Excerpts from an interface dataset
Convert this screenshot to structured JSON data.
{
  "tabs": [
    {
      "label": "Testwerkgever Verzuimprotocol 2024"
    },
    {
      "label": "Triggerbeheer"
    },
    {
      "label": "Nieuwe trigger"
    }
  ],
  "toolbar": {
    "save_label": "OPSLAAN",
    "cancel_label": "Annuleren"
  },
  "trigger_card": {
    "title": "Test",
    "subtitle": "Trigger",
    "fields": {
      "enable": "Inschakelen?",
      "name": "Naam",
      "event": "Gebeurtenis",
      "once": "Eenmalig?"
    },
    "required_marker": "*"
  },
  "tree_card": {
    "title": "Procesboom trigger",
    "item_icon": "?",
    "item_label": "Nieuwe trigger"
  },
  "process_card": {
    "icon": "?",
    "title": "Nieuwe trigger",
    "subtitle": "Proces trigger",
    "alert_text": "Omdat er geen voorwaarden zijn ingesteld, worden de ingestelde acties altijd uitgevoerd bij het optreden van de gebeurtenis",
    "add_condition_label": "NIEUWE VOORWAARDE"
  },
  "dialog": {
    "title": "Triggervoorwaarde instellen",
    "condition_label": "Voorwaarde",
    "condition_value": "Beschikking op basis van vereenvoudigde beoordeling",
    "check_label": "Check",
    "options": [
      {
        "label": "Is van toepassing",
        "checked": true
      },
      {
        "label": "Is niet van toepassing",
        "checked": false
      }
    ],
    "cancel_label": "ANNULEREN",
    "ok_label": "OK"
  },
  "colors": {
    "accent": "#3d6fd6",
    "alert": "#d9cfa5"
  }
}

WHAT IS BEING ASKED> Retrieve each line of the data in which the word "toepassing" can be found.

RESULT FOR THIS TASK>
        "label": "Is van toepassing",
        "label": "Is niet van toepassing",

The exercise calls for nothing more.